When Johann Strauss II composed The Blue Danube in the 1860s, he could hardly have imagined that scientists in the future would watch, captivated, as a computer-generated brain waltzed to his tune.
Neuroscientist Terry Sejnowski wowed the crowd doing just that during a lecture last year at the Salk Institute for Biological Studies, in La Jolla, California. Sejnowski, an HHMI investigator at the Salk, presented his lab’s model: a segment of a brain floating dreamily around the screen as different parts of its cellular machinery—channels, connectors, and organelles—emerged around a single starting filament.
Sejnowski will use the model not only to entertain, but also—sans musical accompaniment—to study how the brain learns and remembers.
“This is the beginning of a whole new era,” he says. “For the first time, it gives us a three-dimensional, complete reconstruction in which we can, literally, include the impact of every single important molecule.”
Learning and memory depend on nerve cells and support cells called astrocytes. Nerves have “output” channels—long slender axons that reach out to other nerves—and “input” channels—branching dendrites that collect incoming signals. Thought and memory take shape where the axon from one nerve contacts the dendrite of another at a junction called the synapse.
At the synapse, the first nerve’s axon sends out a signal in the form of molecules called neurotransmitters. These chemicals cross the junction and are picked up by the second nerve’s dendrites. Astrocytes then mop up excess neurotransmitter.
The brain’s estimated one quadrillion synapses are the most numerous and complex structures involved in learning and memory, Sejnowski says. How the frequency and strength of transmissions are controlled and communicated remains a mystery. “If you don’t understand that, you’re never going to understand how the brain works.”
Axons and dendrites meet in a region called the neuropil. The walls of the Computational Neurobiology Laboratory, which Sejnowski heads, are adorned with huge black-and-white electron micrographs of cross sections of the neuropil—a dense conglomerate of bubble-like vesicles, wrinkled mitochondrial membranes, and other cellular components. “It’s all jumbled … it’s very hard to understand,” Sejnowski says.
Sejnowski and postdoctoral fellow Justin Kinney are investigating how synapses influence one another. They wondered if neurotransmitters from one synapse could spill over and activate neighboring dendrites as well. The answer, they reasoned, would depend on whether each synapse is surrounded by astrocytes, which would absorb leftover neurotransmitter. Those without astrocytes would leave neurotransmitters to diffuse into nearby synapses.

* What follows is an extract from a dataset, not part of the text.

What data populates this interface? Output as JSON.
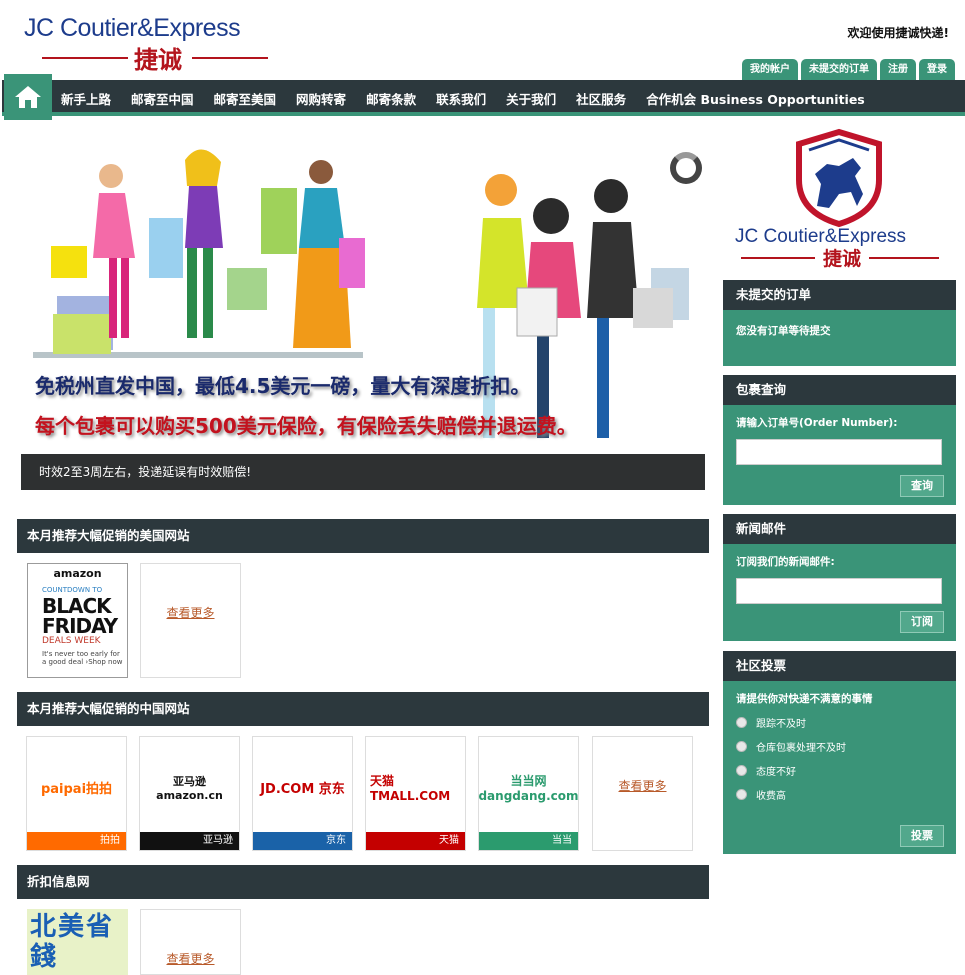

To answer their question, studying two-dimensional electron micrographs would not do; Kinney and Sejnowski needed a three-dimensional representation of the neuropil. So five years ago, they teamed with Tom Bartol, chief modeler in Sejnowski’s group, to rebuild the three-dimensional neuropil inside a computer.
The waltzing bit of brain is a precise replica of a small cube of real rat brain, five microns to a side. Collaborator Kristen Harris, of the University of Texas at Austin, sliced that cube into 100 sections and imaged them with electron microscopy. Then, the researchers identified and traced every axon, dendrite, and astrocyte in each of those 100 images—a task that took six months for Harris and her longtime collaborator, Josef Spacek of Charles University in Prague, Czech Republic, to complete.

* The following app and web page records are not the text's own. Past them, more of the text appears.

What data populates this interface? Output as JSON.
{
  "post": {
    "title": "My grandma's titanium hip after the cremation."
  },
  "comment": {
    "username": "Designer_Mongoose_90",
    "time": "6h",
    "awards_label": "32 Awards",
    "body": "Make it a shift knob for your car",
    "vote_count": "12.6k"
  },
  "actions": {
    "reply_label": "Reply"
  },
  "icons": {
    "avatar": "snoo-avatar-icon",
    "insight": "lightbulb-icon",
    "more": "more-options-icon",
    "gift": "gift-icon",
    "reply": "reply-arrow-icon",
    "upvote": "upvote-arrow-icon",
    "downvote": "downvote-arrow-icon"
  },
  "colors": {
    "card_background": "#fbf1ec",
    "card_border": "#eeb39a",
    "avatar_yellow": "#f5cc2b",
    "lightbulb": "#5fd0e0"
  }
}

Armed with those 100 slices, Kinney, working with Chandrajit Bajaj, also of the University of Texas at Austin, used computer technology to recreate the three-dimensional neuropil.

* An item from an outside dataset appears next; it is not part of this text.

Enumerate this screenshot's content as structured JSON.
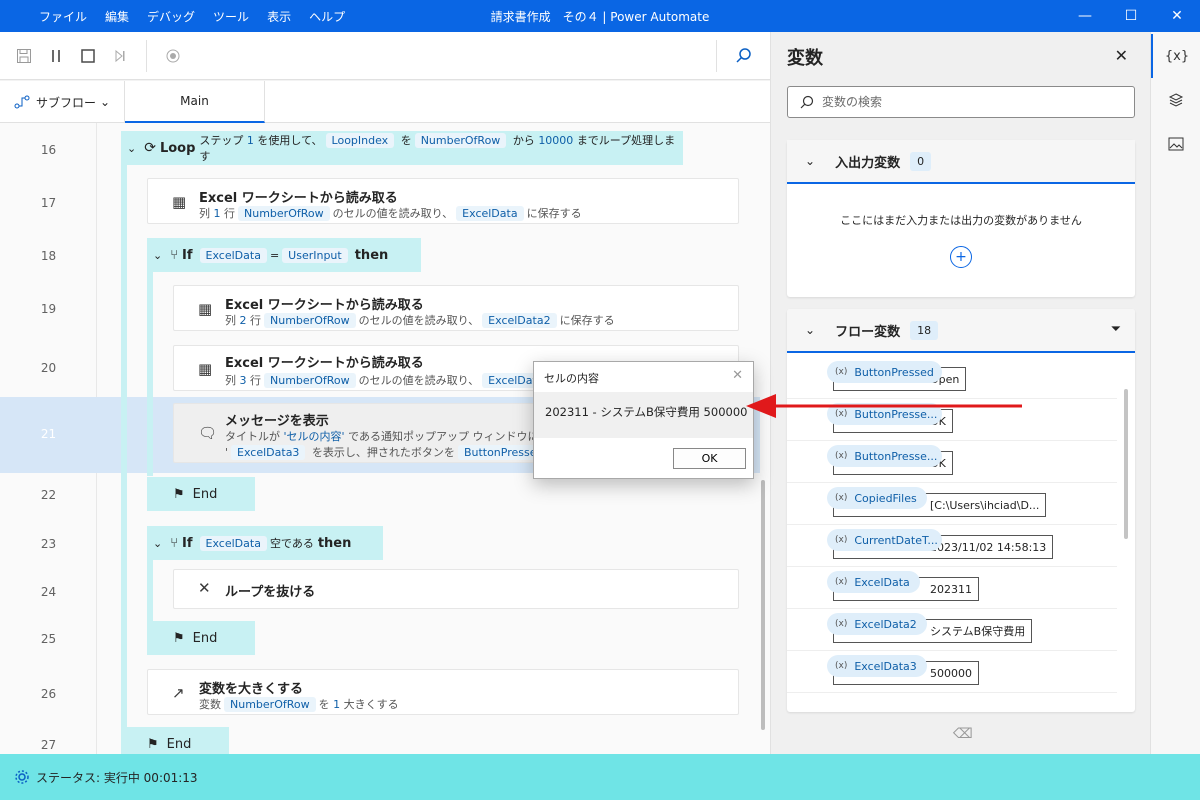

The model takes major computing power, Bartol notes, well beyond the video card in your Xbox. “In Hollywood and video games, it just has to look good,” he says. Game programmers cut corners by filling in large areas with simple textures. But a scientific model—in this case, one encompassing 450 synapses, 69 axons, and 77 dendritic spines—must contain fully solid structures with no space for errant neurotransmitters to leak through the membranes. “The movies aren’t cartoons, they’re actual visualizations of the simulation,” Bartol says. “It can’t just look good, it has to be good.”
Previous models simplify the biology—for example, by making all dendrites the same shape. In contrast, Sejnowski’s model mimics reality in all its glorious complexity. Experimenters will be able to test their theories in silico and head back to the bench with new insight. Among the first up: Sejnowski is collaborating with Mary Kennedy at the California Institute of Technology in Pasadena, California, to simulate how synapses reorganize during learning and memory.
As for the neurotransmitter spillover question, the model doesn’t offer a clear-cut answer: some synapses are surrounded by astrocyte membranes, but others are not.
The next step, therefore, is to add action. Kinney is now using the model to examine signaling directly by triggering digital neurotransmitter release and looking for spillover. Each signal looks like an explosion of fireworks as the computer predicts where individual neurotransmitters will end up.
And, just for fun, he also set one of these action simulations to music: the opening fanfare of Richard Strauss’s Also sprach Zarathustra, commonly known as the theme from 2001: A Space Odyssey. It’s a fitting selection for a model that the researchers say could change how scientists look at the neuropil.